When you think about goals, you want to set short-term goals, like 12 months, then 3 year+ goals, and perhaps 5-10 year goals.
Understanding what is it that you’re trying to achieve is important, but just as important is your timeframe.
Quite often I get asked “Karen, should I invest in shares or property or cash?”
I can never answer that question without first knowing “Well what are your goals?” “What is it that you’re trying to achieve and over what time-frame?”
Because when you know what your plan is long-term, money and time are like this perfect power couple. You put them together, and with the benefits and power of compound interest they really work well over long periods of time.
2. Different Assets Have Different Time Frames
Next, when we’re looking at different investments and asset classes and places to put our money, all of them have certain time frames. So if you’re looking at investing in cash, the time frame is quite low whereas if you’re looking at shares or property you want to have a 5-7 year time frame that your money can be put away.
3. Be Specific About Your Goals & Create a Plan
When you start setting those short-term, medium-term, and long-term goals, be really specific about it. Let me give you an example.
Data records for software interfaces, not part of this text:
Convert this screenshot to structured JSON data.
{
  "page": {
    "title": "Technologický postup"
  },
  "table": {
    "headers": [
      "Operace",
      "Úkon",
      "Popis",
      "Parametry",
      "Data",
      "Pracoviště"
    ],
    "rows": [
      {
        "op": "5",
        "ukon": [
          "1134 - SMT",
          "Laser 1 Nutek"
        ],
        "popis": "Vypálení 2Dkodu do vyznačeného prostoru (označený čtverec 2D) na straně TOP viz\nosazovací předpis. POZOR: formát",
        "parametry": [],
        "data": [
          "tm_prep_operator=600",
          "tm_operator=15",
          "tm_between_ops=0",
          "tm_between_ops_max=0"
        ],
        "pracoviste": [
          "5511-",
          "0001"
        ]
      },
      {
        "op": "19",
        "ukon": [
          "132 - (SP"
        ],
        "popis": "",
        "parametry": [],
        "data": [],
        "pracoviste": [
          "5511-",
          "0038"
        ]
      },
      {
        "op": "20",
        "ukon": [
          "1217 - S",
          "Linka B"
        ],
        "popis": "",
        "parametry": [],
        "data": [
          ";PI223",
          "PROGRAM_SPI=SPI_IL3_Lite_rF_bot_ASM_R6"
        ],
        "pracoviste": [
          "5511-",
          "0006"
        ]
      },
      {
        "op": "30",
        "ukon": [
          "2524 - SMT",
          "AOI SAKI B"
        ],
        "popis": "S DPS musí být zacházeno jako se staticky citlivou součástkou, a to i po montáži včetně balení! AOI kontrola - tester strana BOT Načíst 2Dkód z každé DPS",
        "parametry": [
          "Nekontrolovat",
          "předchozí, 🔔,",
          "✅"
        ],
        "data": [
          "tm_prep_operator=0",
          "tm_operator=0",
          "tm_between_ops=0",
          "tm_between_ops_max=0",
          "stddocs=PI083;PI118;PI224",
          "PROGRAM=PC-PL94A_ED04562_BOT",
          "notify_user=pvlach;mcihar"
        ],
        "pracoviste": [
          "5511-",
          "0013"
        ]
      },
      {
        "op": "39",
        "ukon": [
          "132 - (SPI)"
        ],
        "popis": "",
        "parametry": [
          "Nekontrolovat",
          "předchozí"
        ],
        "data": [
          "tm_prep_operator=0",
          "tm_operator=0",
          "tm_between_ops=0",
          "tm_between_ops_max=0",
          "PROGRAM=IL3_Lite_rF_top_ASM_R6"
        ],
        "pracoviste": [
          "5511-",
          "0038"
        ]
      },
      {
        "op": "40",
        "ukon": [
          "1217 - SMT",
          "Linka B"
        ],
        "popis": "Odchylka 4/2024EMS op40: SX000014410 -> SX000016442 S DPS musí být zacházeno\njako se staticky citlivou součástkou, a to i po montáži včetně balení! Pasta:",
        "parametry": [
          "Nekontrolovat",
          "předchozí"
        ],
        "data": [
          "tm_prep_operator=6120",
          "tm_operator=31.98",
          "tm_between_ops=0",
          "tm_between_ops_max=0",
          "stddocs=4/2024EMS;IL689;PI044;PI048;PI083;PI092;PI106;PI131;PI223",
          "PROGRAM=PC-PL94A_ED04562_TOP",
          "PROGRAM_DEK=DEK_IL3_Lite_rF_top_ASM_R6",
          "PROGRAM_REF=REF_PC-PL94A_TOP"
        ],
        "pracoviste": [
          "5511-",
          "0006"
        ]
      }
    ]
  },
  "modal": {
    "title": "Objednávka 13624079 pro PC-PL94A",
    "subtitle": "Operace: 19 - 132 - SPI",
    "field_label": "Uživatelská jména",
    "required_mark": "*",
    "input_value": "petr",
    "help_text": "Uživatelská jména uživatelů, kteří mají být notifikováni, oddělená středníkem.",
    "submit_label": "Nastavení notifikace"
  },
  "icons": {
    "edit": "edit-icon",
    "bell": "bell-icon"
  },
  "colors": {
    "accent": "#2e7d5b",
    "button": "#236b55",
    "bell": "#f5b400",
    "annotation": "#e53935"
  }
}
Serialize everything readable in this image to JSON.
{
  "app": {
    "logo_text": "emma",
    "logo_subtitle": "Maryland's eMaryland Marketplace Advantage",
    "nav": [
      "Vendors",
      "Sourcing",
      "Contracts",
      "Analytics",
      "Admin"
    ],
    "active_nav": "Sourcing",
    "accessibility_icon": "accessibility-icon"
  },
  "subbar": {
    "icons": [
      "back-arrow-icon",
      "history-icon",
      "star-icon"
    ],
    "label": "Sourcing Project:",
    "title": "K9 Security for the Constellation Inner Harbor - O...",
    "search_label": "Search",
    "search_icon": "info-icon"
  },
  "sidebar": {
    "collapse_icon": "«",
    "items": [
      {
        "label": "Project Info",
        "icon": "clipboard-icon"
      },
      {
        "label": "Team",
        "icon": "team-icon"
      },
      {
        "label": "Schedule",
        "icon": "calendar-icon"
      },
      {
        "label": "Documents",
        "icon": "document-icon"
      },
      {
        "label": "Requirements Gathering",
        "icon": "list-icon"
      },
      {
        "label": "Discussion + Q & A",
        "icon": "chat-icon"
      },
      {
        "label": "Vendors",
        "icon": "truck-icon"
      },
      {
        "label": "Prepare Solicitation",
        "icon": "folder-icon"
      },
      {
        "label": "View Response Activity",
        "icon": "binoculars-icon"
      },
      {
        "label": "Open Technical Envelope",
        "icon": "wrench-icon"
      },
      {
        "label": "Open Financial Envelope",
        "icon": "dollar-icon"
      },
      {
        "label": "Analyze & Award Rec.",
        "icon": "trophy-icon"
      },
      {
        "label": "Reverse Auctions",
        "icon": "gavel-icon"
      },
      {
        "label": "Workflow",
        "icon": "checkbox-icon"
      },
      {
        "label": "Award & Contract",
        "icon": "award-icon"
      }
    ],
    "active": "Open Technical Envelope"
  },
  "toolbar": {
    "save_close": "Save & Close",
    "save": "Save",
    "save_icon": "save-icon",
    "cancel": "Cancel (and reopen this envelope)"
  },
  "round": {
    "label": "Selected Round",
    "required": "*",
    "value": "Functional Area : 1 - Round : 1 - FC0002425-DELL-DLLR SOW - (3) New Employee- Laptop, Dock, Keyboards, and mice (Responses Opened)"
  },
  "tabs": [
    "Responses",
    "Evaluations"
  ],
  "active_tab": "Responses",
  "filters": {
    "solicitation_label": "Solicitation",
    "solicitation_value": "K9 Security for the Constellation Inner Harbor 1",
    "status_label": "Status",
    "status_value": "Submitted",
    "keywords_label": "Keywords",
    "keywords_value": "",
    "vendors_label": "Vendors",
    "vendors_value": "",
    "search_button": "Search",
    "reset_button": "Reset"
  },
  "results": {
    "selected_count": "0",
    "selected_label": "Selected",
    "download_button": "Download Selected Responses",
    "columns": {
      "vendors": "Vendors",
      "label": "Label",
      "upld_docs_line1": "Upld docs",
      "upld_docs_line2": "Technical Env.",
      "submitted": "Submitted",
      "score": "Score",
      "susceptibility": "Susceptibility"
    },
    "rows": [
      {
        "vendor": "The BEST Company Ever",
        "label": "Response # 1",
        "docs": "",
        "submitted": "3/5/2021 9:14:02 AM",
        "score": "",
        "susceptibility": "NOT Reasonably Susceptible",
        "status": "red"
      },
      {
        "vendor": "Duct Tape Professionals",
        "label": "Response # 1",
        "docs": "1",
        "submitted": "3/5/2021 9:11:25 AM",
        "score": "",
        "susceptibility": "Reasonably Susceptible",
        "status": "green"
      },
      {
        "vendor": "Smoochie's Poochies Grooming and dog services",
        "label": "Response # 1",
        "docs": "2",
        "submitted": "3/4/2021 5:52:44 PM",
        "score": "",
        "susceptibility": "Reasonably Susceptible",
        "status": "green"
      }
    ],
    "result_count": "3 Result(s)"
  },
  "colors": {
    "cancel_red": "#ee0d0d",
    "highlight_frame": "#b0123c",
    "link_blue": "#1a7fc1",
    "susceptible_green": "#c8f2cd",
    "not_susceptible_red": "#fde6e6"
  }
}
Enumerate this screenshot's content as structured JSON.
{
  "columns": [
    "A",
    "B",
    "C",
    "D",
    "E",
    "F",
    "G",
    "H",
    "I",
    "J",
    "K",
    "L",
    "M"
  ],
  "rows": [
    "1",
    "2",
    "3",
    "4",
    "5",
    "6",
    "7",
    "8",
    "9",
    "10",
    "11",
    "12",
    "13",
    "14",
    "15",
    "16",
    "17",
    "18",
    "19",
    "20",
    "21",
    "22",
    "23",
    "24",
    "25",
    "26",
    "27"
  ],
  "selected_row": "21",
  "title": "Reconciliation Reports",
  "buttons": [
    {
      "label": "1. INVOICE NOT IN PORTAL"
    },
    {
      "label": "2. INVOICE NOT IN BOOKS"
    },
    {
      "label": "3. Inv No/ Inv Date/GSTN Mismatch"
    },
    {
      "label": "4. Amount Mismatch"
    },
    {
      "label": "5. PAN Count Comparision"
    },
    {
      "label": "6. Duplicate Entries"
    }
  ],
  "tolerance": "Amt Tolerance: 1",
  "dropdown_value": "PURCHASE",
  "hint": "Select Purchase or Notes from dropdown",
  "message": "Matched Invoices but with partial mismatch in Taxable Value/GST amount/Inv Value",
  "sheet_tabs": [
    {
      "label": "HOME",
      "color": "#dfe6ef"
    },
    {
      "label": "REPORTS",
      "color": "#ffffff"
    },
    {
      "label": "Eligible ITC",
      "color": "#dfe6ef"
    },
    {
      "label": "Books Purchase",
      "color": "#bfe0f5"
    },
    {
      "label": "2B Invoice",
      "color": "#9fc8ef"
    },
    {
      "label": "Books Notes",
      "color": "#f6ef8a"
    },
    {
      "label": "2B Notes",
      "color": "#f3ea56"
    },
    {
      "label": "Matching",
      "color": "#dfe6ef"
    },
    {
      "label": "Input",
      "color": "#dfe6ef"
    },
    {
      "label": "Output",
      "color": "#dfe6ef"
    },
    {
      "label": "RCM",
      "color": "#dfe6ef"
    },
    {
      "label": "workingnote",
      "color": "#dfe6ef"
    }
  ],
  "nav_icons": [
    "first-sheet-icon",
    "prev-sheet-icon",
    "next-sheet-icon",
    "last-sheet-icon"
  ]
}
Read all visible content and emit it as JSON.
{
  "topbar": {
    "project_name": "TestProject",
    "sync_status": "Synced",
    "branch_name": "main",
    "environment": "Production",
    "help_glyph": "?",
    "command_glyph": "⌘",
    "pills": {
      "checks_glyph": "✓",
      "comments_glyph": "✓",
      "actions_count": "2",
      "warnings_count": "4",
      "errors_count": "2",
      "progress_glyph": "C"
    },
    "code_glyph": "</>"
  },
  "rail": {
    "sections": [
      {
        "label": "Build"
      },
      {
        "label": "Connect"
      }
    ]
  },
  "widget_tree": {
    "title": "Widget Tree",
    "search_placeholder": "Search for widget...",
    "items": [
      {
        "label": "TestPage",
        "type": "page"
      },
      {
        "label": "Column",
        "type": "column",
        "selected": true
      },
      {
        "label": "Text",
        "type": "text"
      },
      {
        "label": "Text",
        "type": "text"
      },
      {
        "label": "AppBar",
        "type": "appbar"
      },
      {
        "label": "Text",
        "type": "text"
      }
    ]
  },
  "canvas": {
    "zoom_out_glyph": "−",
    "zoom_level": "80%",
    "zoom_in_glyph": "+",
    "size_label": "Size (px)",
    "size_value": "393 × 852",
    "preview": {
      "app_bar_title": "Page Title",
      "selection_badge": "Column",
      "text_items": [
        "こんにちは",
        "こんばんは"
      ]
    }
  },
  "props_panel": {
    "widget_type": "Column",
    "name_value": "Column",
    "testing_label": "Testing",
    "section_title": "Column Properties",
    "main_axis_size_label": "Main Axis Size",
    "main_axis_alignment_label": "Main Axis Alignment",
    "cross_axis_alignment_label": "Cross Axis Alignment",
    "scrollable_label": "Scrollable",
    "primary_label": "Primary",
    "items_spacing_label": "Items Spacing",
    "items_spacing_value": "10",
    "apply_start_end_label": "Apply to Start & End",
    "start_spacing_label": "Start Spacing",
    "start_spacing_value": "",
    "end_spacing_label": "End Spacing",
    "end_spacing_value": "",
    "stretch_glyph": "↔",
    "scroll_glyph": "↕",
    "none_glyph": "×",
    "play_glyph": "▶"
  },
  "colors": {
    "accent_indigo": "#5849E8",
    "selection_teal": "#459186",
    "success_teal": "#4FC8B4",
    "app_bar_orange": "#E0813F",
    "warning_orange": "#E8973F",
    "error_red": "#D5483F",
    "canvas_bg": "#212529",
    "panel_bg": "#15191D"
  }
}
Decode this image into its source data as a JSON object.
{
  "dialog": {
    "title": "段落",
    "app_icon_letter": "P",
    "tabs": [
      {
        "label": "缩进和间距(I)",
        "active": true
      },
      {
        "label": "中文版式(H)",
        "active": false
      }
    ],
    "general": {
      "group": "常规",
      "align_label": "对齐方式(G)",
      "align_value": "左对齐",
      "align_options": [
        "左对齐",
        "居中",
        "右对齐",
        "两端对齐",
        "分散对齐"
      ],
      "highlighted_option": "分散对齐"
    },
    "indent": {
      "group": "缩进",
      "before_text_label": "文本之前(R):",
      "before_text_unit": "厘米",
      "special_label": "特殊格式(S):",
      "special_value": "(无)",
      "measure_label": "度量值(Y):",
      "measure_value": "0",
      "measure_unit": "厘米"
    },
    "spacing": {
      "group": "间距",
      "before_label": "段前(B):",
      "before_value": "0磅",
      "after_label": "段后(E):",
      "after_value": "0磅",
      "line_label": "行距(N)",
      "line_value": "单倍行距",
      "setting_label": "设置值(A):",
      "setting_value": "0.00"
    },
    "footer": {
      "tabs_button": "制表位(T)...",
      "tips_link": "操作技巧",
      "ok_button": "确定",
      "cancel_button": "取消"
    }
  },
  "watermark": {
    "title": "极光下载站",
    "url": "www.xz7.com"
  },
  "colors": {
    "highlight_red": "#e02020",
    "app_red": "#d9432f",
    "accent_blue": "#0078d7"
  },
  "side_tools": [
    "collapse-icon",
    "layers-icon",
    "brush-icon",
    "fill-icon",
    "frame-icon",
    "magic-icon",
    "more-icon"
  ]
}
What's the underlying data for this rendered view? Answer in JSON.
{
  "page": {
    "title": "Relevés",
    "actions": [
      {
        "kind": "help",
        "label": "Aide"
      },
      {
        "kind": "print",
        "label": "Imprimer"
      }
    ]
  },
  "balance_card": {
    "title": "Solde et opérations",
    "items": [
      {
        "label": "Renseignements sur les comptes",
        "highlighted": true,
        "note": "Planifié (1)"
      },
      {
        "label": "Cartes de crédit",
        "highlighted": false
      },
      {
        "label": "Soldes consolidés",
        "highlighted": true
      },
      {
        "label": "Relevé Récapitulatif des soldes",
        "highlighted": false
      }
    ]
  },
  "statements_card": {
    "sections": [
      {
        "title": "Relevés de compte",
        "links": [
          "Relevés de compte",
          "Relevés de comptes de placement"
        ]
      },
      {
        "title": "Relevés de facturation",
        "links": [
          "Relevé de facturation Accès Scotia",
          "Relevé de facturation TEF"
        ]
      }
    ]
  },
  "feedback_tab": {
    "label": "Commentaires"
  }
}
Say one of your goals is “In 3 years’ time I want to buy a house”. Be specific about it.
“Well, I want to buy a property, and the property is worth $700,000”.
So then if you go backwards you know that if you want to have that 20% deposit for the house, you’re going to need about a $140,000. So now you’ve got a dollar amount and you need that in 3 years’ time. So how much do I need to save and grow over the next 3 years to achieve that goal?
The longer-term goals is about – say “I want a $1M dollars at age 65”. That number might seem very daunting. But the thing is… if you actually start putting money away from your early 20’s, it’s only a couple of hundred dollars each year. And with effects of compound interest it compounds over time, and you can quite easily, from age 25 to 65, get to that $1M dollar mark. But it is about having goals and giving your money a direction and purpose.
4. Begin Today!
So going back to your goals and understanding “What is the reason that I want to invest?” Whether it is to save tax, to create a passive income, or to store wealth that you can rely on in retirement? We need to understand those things before you can start allocating your money towards them.
I hope you found this information valuable and and it helps you on your financial journey.